* _Records shown_
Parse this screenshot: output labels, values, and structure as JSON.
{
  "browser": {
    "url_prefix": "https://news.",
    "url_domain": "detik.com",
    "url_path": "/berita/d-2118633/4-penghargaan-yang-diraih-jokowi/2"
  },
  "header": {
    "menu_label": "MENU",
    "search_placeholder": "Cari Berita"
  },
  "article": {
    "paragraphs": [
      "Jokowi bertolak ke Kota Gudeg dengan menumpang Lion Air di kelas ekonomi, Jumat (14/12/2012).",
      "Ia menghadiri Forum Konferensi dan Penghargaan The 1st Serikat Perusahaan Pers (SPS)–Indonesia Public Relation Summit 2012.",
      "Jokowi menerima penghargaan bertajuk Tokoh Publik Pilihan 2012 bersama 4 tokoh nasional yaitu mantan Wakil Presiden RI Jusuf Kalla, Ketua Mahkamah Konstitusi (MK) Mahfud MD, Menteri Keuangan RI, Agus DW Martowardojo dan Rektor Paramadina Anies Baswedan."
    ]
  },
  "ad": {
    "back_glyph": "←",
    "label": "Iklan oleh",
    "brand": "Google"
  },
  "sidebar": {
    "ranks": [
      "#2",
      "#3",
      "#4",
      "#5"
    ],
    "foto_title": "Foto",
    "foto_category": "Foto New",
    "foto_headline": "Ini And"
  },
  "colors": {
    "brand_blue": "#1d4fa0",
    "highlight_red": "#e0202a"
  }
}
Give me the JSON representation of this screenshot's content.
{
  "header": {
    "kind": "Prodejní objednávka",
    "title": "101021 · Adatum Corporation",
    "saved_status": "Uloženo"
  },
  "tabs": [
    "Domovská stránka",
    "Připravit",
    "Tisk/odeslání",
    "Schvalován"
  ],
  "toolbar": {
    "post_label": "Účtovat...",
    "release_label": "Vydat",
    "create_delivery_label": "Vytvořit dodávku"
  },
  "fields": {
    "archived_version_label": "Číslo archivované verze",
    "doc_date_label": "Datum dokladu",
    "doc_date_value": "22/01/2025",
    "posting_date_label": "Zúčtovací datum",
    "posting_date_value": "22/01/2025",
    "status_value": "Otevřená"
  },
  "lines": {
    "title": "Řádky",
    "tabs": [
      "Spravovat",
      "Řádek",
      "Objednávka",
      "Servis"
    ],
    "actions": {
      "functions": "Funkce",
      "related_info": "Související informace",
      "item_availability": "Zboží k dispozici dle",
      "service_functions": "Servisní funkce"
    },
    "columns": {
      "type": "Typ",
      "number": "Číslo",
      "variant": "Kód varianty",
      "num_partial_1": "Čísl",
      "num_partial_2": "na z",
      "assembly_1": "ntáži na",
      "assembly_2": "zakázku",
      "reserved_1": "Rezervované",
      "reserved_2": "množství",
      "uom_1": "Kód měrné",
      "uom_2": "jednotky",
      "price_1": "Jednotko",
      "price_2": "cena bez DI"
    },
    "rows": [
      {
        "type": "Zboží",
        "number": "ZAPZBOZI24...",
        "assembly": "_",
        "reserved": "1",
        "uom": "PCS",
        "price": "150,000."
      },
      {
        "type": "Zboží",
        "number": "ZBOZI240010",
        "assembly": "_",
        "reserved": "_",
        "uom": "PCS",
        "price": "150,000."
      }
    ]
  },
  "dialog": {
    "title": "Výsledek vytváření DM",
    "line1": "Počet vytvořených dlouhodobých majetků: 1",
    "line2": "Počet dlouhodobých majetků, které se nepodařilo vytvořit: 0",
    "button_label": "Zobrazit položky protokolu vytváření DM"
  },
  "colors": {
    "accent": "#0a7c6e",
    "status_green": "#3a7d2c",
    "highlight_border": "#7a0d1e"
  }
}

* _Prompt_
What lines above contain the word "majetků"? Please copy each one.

* _Your solution_
    "line1": "Počet vytvořených dlouhodobých majetků: 1",
    "line2": "Počet dlouhodobých majetků, které se nepodařilo vytvořit: 0",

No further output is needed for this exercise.